Cloud adoption is rampant around the world, however security concerns remain one of the biggest barriers.
According to a global study of more than 1,100 organisations conducted by Barracuda Networks, businesses in Europe, Middle East and Africa (EMEA) are increasingly turning to the Microsoft Office 365 productivity suite – but the spate of recent cyberattacks have thrown in a speed bump or two.
The study, titled ‘Office 365 Adoption: Drivers, Risks, and Opportunities’ delved into trends around the adoption and use of Microsoft Office 365, including contributing factors for decisions about migration versus remaining with an existing platform.
Almost two thirds of businesses in EMEA are now using Office 365, representing a huge increase of 50 percent on a similar Barracuda study from 2016.
Of the remaining 38 percent that are not using Office 365, just under 40 percent claim they plan to migrate in the future – which is significantly less than in the US, where 49 percent plan to do so.
Perhaps unsurprisingly in the wake of attacks like WannaCry and Petya, ransomware is the biggest concern for more than 90 percent of EMEA businesses, with nearly 48 percent admitting to having already being hit by an infection.
“As year-on-year adoption of Office 365 continues to increase in EMEA it’s natural to assume that concerns over cyber threats will keep pace,” says Chris Ross, SVP International at Barracuda Networks.
“What’s encouraging to see is that businesses are waking up to the importance of a layered approach, which suggests a better understanding of their liabilities when it comes to cloud adoption.”
Of those that had been attacked, email was by far the most common vector for cybercriminals with 70 percent of ransomware attacks entering via email. Web traffic came in second with a relatively small 18 percent and network traffic in third with 12 percent.
According to Barracuda, the most common reason for not migrating Office 365 has changed since last year, with businesses in EMEA joining those in the US in citing security concerns as the top reason (32 percent). However, unlike the US where this was the largest by a distance, EMEA businesses still cite a “no cloud” policy as a significant reason they have not migrated with 28 percent.
“One area in which this trend still has some way to go to reach the levels seen in the US is when it comes to third-party solutions to add an extra layer of security against spear phishing, impersonation or social engineering attacks,” Ross adds.
“Just 14 per cent of EMEA organisations had something in place, compared to 36 per cent in the US. We’d expect this to change over the next year, and urge businesses in EMEA to be on alert.
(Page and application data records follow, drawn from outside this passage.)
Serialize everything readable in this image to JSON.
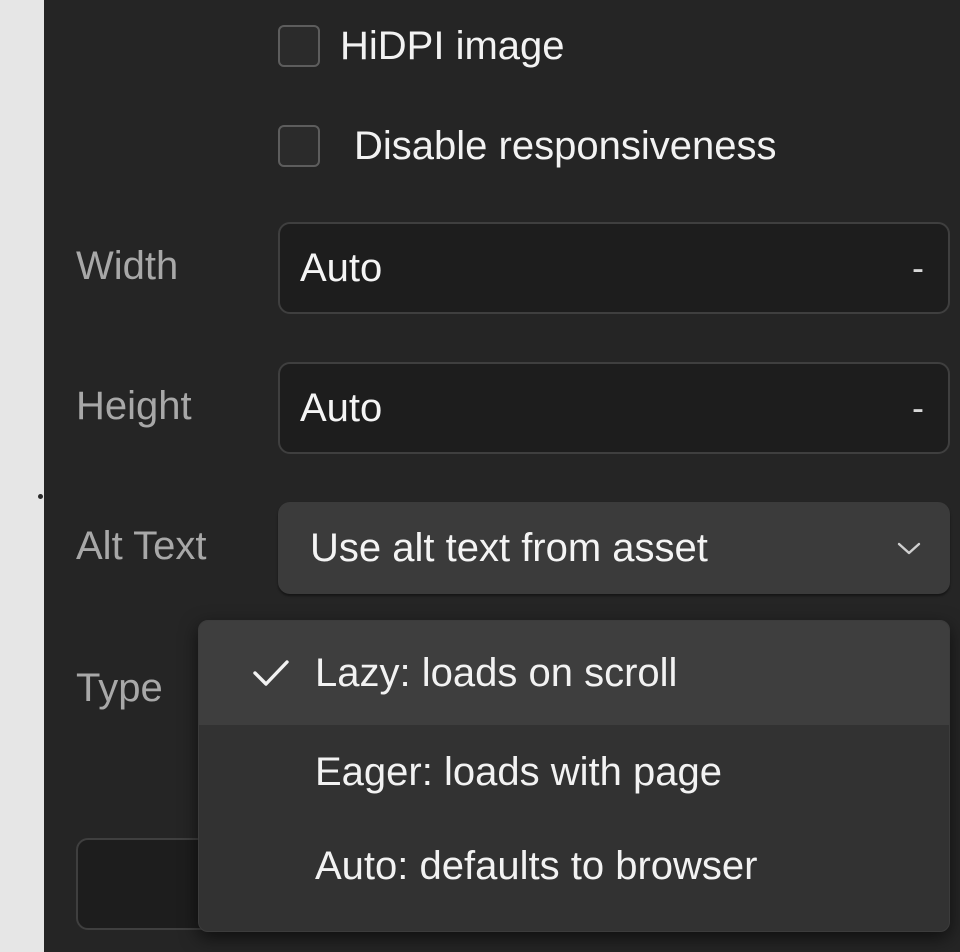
{
  "options": {
    "hidpi_label": "HiDPI image",
    "disable_responsiveness_label": "Disable responsiveness"
  },
  "width": {
    "label": "Width",
    "value": "Auto",
    "unit": "-"
  },
  "height": {
    "label": "Height",
    "value": "Auto",
    "unit": "-"
  },
  "alt_text": {
    "label": "Alt Text",
    "value": "Use alt text from asset"
  },
  "type": {
    "label": "Type",
    "menu": [
      {
        "label": "Lazy: loads on scroll",
        "selected": true
      },
      {
        "label": "Eager: loads with page",
        "selected": false
      },
      {
        "label": "Auto: defaults to browser",
        "selected": false
      }
    ]
  },
  "colors": {
    "panel_bg": "#252525",
    "field_bg": "#1d1d1d",
    "select_bg": "#3b3b3b",
    "menu_bg": "#323232",
    "menu_selected_bg": "#3e3e3e",
    "label_text": "#a8a8a8",
    "value_text": "#f4f4f4"
  },
  "icons": {
    "checkmark": "checkmark-icon",
    "chevron": "chevron-down-icon"
  }
}
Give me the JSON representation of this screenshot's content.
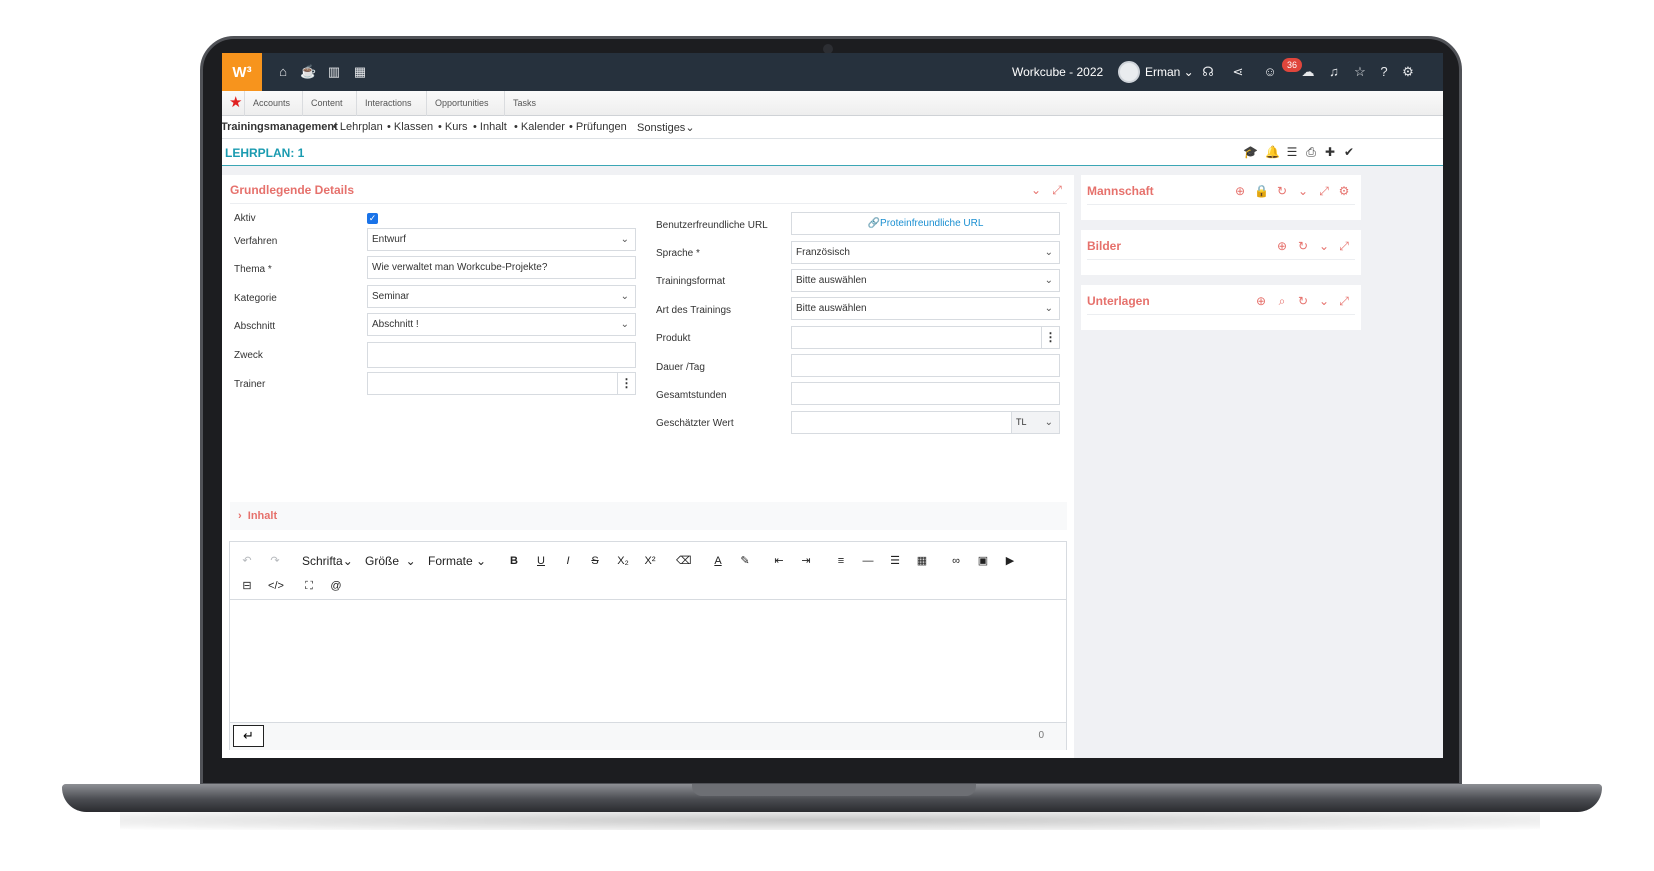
{
  "topbar": {
    "logo": "W³",
    "company": "Workcube - 2022",
    "user": "Erman",
    "notification_count": "36"
  },
  "tabs": [
    "Accounts",
    "Content",
    "Interactions",
    "Opportunities",
    "Tasks"
  ],
  "menu": {
    "module": "Trainingsmanagement",
    "items": [
      "Lehrplan",
      "Klassen",
      "Kurs",
      "Inhalt",
      "Kalender",
      "Prüfungen"
    ],
    "more": "Sonstiges"
  },
  "page": {
    "title": "LEHRPLAN: 1"
  },
  "details": {
    "title": "Grundlegende Details",
    "left": {
      "aktiv_label": "Aktiv",
      "verfahren_label": "Verfahren",
      "verfahren_value": "Entwurf",
      "thema_label": "Thema *",
      "thema_value": "Wie verwaltet man Workcube-Projekte?",
      "kategorie_label": "Kategorie",
      "kategorie_value": "Seminar",
      "abschnitt_label": "Abschnitt",
      "abschnitt_value": "Abschnitt !",
      "zweck_label": "Zweck",
      "trainer_label": "Trainer"
    },
    "right": {
      "url_label": "Benutzerfreundliche URL",
      "url_button": "Proteinfreundliche URL",
      "sprache_label": "Sprache *",
      "sprache_value": "Französisch",
      "format_label": "Trainingsformat",
      "format_value": "Bitte auswählen",
      "art_label": "Art des Trainings",
      "art_value": "Bitte auswählen",
      "produkt_label": "Produkt",
      "dauer_label": "Dauer /Tag",
      "stunden_label": "Gesamtstunden",
      "wert_label": "Geschätzter Wert",
      "currency": "TL"
    }
  },
  "inhalt": {
    "label": "Inhalt"
  },
  "editor": {
    "font_label": "Schrifta",
    "size_label": "Größe",
    "format_label": "Formate",
    "word_count": "0"
  },
  "side_panels": {
    "team": "Mannschaft",
    "images": "Bilder",
    "documents": "Unterlagen"
  },
  "colors": {
    "topbar": "#26313d",
    "logo": "#f7941d",
    "accent": "#e6716c",
    "title": "#1a9bb0",
    "link": "#1a8fd1"
  }
}
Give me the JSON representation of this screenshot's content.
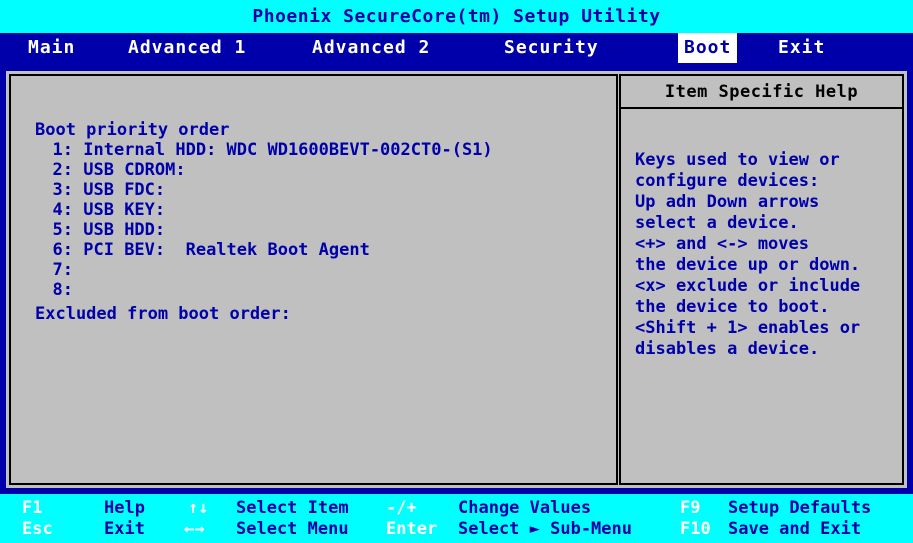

We’re seeing criminals change their tactics – moving from the C-suite to lower and mid-level employees, and from large organisations to smaller ones with fewer resources.”